Despite these trends, McKinlay says the notion of male menopause is "absurd" since men's testosterone levels typically drop only one-half of 1 percent per year after age 40. "We are inappropriately extrapolating from the female experience," said McKinlay, who sees "male menopause" as a cash cow for hormone hucksters.
"Hormone replacement therapy for men may go the same way as hormone replacement therapy for women," he said. "If we give men simple testosterone, it may increase prostate cancer. We may repeat the same mistakes for men that we made for women.
"The bottom line _ what this represents," McKinlay said, "is an attempt to medicalize aging and to dream up treatments for conditions that don't exist." Testosterone is only one of the hormones that drop in older men. Others include growth hormone, melatonin and the adrenal hormone DHEA.

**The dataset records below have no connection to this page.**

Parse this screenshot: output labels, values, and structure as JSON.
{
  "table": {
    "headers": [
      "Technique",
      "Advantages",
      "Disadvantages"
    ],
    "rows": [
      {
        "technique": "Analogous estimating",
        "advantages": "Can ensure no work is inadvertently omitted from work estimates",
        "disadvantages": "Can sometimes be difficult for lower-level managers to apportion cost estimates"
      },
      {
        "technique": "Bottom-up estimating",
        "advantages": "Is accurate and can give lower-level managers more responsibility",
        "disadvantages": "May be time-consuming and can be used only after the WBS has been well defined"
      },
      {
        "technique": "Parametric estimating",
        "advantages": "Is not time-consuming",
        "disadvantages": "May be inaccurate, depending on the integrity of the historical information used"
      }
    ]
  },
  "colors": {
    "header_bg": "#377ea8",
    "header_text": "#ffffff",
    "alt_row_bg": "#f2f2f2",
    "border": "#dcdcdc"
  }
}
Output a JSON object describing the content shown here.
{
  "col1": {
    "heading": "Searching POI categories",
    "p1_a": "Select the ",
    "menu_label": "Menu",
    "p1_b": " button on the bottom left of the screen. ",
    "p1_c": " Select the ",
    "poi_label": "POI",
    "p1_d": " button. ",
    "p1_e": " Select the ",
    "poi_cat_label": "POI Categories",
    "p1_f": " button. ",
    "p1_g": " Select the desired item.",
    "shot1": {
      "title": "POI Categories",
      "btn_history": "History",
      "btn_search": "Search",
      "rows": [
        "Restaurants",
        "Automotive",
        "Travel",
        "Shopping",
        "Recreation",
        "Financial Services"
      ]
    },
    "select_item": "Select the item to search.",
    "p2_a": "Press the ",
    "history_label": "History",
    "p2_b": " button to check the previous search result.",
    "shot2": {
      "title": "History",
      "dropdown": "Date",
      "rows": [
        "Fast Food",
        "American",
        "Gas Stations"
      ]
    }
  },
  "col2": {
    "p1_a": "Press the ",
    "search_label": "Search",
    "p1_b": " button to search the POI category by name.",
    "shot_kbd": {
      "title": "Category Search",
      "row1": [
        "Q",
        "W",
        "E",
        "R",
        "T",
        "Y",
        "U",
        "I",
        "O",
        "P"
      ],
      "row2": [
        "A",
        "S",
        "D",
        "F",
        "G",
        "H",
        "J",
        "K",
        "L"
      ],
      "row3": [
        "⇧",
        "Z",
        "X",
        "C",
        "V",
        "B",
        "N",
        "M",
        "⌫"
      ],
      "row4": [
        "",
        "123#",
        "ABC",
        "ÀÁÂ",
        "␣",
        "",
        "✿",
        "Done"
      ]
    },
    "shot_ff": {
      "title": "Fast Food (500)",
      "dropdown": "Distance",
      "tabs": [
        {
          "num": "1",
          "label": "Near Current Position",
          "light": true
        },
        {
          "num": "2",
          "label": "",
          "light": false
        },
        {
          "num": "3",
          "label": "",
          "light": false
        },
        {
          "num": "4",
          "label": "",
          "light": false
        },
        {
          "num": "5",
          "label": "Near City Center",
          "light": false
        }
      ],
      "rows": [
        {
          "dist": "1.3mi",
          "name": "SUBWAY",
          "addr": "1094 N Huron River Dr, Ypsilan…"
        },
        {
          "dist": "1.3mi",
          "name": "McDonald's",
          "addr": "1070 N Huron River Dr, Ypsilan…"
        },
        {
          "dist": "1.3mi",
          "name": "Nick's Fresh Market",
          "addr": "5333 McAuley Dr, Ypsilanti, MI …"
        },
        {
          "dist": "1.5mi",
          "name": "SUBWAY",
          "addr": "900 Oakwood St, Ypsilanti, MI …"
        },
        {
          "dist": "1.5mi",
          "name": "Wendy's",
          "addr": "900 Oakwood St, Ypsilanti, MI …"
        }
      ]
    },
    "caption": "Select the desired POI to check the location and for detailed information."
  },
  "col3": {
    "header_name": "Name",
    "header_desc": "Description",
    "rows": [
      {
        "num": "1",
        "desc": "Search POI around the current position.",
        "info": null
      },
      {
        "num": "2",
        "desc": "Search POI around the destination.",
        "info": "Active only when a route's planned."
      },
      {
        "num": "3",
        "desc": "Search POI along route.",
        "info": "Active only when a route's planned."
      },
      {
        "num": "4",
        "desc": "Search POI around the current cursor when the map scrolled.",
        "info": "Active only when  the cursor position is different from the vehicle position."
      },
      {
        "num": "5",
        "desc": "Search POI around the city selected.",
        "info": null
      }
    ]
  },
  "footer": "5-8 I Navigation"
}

Although more research is needed, Matsumoto said low testosterone may contribute to the loss of a sense of well-being, mood changes, problems with cognitive functioning and loss of muscle and bone mass. "I don't think a lot of people realize osteoporosis occurs in men as well as women," he said.
Prostate health is another major piece of the male-menopause puzzle. Diamond, noting that the prostate gland is the most frequently diseased organ of the body, said the major risks are prostatitis (prostate inflammation), enlarged prostate and prostate cancer. He cites one authority as saying, "A man's odds of getting one of these three diseases approaches 100 percent."
Drawing on the advice of holistic healers, Diamond advises men to look into the prostate-shrinking properties of zinc supplements and saw palmetto, a berry extract available at health food stores. He also cites a Harvard study showing that frequent servings of tomatoes reduce prostate cancer risk.
Hibbs, at Bastyr, agrees that saw palmetto is safe and effective. He suggests a high-potency variety labeled 85 to 95 percent liposterolic extract, at a beginning dose of 80 milligrams twice a day. Hibbs also recommends zinc supplements for men over 45 -- typically 30 to 60 milligrams a day, accompanied by 1 to 3 milligrams of copper to prevent copper depletion. Hibbs said pumpkin seeds (1/4 to 1/2 cup a day) and flaxseed oil (one teaspoon twice a day) also promote prostate health.
Diamond, easing gracefully into elderhood, said the point is to be healthy, fit and spiritually wise, not to chase after lost youth. "I will resist this notion of `Let's find the latest thing to stay young,' " Diamond said.